These days, the Nissan Qashqai is sleeker, feels more expensive inside and offers some of the most sophisticated electronic safety technology in the mid-sized SUV Crossover sector. With this third-generation range, all models get a 1.3-litre petrol turbo engine with a 12v mild hybrid electrified system. This adds 22kgs to the powertrain weight but claims to reduce CO2 emissions by 4g/km. The engine comes in either 138 or 156bhp forms, the latter available with the option of 4WD, a system now much improved. You can have either a 6-speed manual gearbox or a CVT auto. And if you don’t want a mild hybrid, there’s the option of an ePower engine with a bigger dose of electrification. The Qashqai ePower isn’t a plug-in – and it differs from Prius-like ‘self-charging’ parallel hybrids because the engine isn’t directly connected to the wheels. Instead, it charges a battery, which in turn powers an electric motor to drive the wheels. This MK3 Qashqai offers a much higher quality interior and there’s extra media and safety tech. Plus a little more rear seat and boot space.
New Fiat 500 EV
At last, an all-new third-generation Fiat 500. And contrary to appearances, everything is different. This is the very first all-electric car from the Fiat Chrysler Automobiles FCA conglomerate, a model to be marketed as the ‘New 500’ and sold alongside the existing petrol hybrid model, which continues for the foreseeable future. This latest car is fractionally bigger than that old second-generation model but continues to be offered in 3-door hatch and convertible body styles. Unlike some stylised direct EV segment rivals, there’s a proper driving range of nearly 200 miles with the volume 42kWh version.
So is this new EV-era 500 worth aspiring to? We think many loyal buyers will think so. It’s just as stylish as its MINI Electric and Honda-e rivals and sets a new high bar in terms of driving range for a tiny EV that embarrasses both of them. Which goes some way to justify a high price that hopefully will become more accessible as the range broadens. This is no longer the cheap ‘Peoples’ Car’ it once was. But without a doubt, it retains the spirit of the original.
Hyundai Kona Hybrid
If you’re after a small Crossover that’s particularly city-orientated and you’re not quite ready to take the plunge into full-EV motoring, then this Hyundai Kona Hybrid might prove to be a very good pick. This variant hasn’t garnered as many headlines as the fully battery-powered Kona Electric but in reality, right here, right now, it’s probably the better pick for the majority of likely buyers.

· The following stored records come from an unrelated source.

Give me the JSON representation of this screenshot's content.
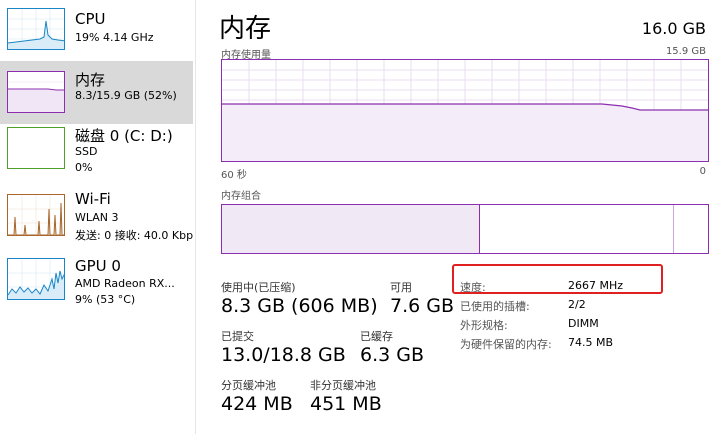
{
  "sidebar": {
    "items": [
      {
        "title": "CPU",
        "sub1": "19% 4.14 GHz",
        "sub2": "",
        "color": "#1a86c7",
        "icon": "cpu-graph-icon"
      },
      {
        "title": "内存",
        "sub1": "8.3/15.9 GB (52%)",
        "sub2": "",
        "color": "#8b2fb0",
        "icon": "memory-graph-icon"
      },
      {
        "title": "磁盘 0 (C: D:)",
        "sub1": "SSD",
        "sub2": "0%",
        "color": "#4fa02a",
        "icon": "disk-graph-icon"
      },
      {
        "title": "Wi-Fi",
        "sub1": "WLAN 3",
        "sub2": "发送: 0 接收: 40.0 Kbps",
        "color": "#a7662b",
        "icon": "network-graph-icon"
      },
      {
        "title": "GPU 0",
        "sub1": "AMD Radeon RX...",
        "sub2": "9% (53 °C)",
        "color": "#1a86c7",
        "icon": "gpu-graph-icon"
      }
    ]
  },
  "main": {
    "title": "内存",
    "total": "16.0 GB",
    "usage_label": "内存使用量",
    "usage_max": "15.9 GB",
    "time_left": "60 秒",
    "time_right": "0",
    "composition_label": "内存组合",
    "accent": "#8b2fb0",
    "highlight": "#e02020"
  },
  "stats": {
    "in_use_label": "使用中(已压缩)",
    "in_use_value": "8.3 GB (606 MB)",
    "available_label": "可用",
    "available_value": "7.6 GB",
    "committed_label": "已提交",
    "committed_value": "13.0/18.8 GB",
    "cached_label": "已缓存",
    "cached_value": "6.3 GB",
    "paged_label": "分页缓冲池",
    "paged_value": "424 MB",
    "nonpaged_label": "非分页缓冲池",
    "nonpaged_value": "451 MB"
  },
  "details": [
    {
      "label": "速度:",
      "value": "2667 MHz"
    },
    {
      "label": "已使用的插槽:",
      "value": "2/2"
    },
    {
      "label": "外形规格:",
      "value": "DIMM"
    },
    {
      "label": "为硬件保留的内存:",
      "value": "74.5 MB"
    }
  ]
}
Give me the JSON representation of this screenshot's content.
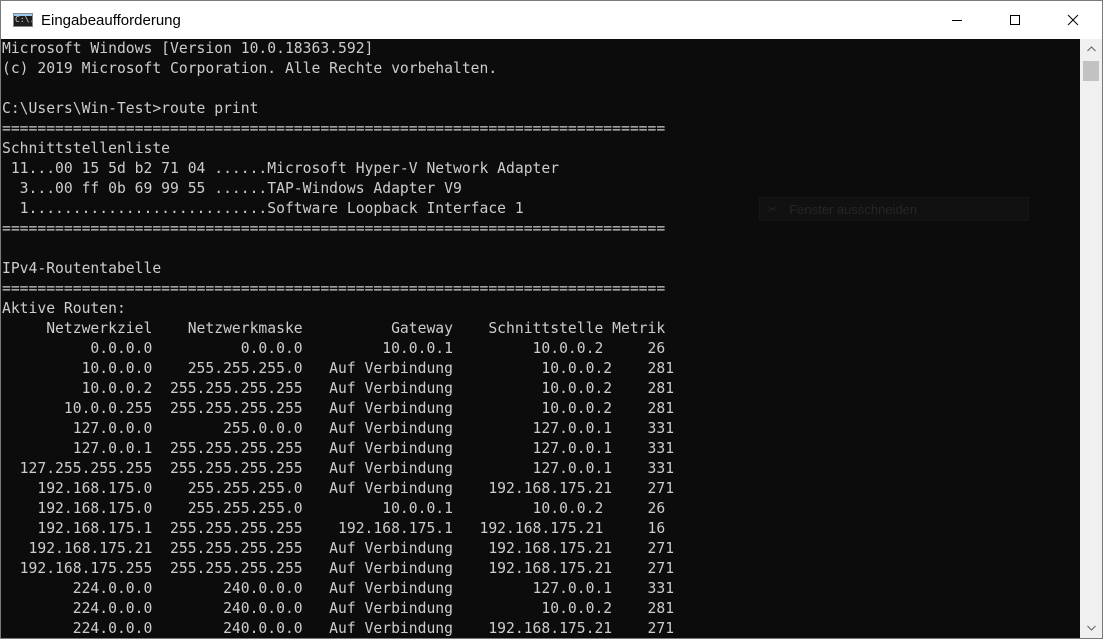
{
  "window": {
    "title": "Eingabeaufforderung",
    "icon": "cmd-icon",
    "icon_text": "C:\\."
  },
  "controls": {
    "minimize": "minimize-icon",
    "maximize": "maximize-icon",
    "close": "close-icon"
  },
  "console": {
    "lines": [
      "Microsoft Windows [Version 10.0.18363.592]",
      "(c) 2019 Microsoft Corporation. Alle Rechte vorbehalten.",
      "",
      "C:\\Users\\Win-Test>route print",
      "===========================================================================",
      "Schnittstellenliste",
      " 11...00 15 5d b2 71 04 ......Microsoft Hyper-V Network Adapter",
      "  3...00 ff 0b 69 99 55 ......TAP-Windows Adapter V9",
      "  1...........................Software Loopback Interface 1",
      "===========================================================================",
      "",
      "IPv4-Routentabelle",
      "===========================================================================",
      "Aktive Routen:",
      "     Netzwerkziel    Netzwerkmaske          Gateway    Schnittstelle Metrik",
      "          0.0.0.0          0.0.0.0         10.0.0.1         10.0.0.2     26",
      "         10.0.0.0    255.255.255.0   Auf Verbindung          10.0.0.2    281",
      "         10.0.0.2  255.255.255.255   Auf Verbindung          10.0.0.2    281",
      "       10.0.0.255  255.255.255.255   Auf Verbindung          10.0.0.2    281",
      "        127.0.0.0        255.0.0.0   Auf Verbindung         127.0.0.1    331",
      "        127.0.0.1  255.255.255.255   Auf Verbindung         127.0.0.1    331",
      "  127.255.255.255  255.255.255.255   Auf Verbindung         127.0.0.1    331",
      "    192.168.175.0    255.255.255.0   Auf Verbindung    192.168.175.21    271",
      "    192.168.175.0    255.255.255.0         10.0.0.1         10.0.0.2     26",
      "    192.168.175.1  255.255.255.255    192.168.175.1   192.168.175.21     16",
      "   192.168.175.21  255.255.255.255   Auf Verbindung    192.168.175.21    271",
      "  192.168.175.255  255.255.255.255   Auf Verbindung    192.168.175.21    271",
      "        224.0.0.0        240.0.0.0   Auf Verbindung         127.0.0.1    331",
      "        224.0.0.0        240.0.0.0   Auf Verbindung          10.0.0.2    281",
      "        224.0.0.0        240.0.0.0   Auf Verbindung    192.168.175.21    271"
    ]
  },
  "tooltip": {
    "icon": "scissors-icon",
    "text": "Fenster ausschneiden"
  },
  "colors": {
    "console_bg": "#0c0c0c",
    "console_fg": "#cccccc",
    "titlebar_bg": "#ffffff"
  }
}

Obviously, the key competitor on Hyundai’s radar here is the Toyota C-HR. Well, that car represents tough opposition but there’s certainly plenty of room in the full-hybrid part of this class for both cars and this Kona represents a slightly better value proposition. We think it’s a car the segment will like.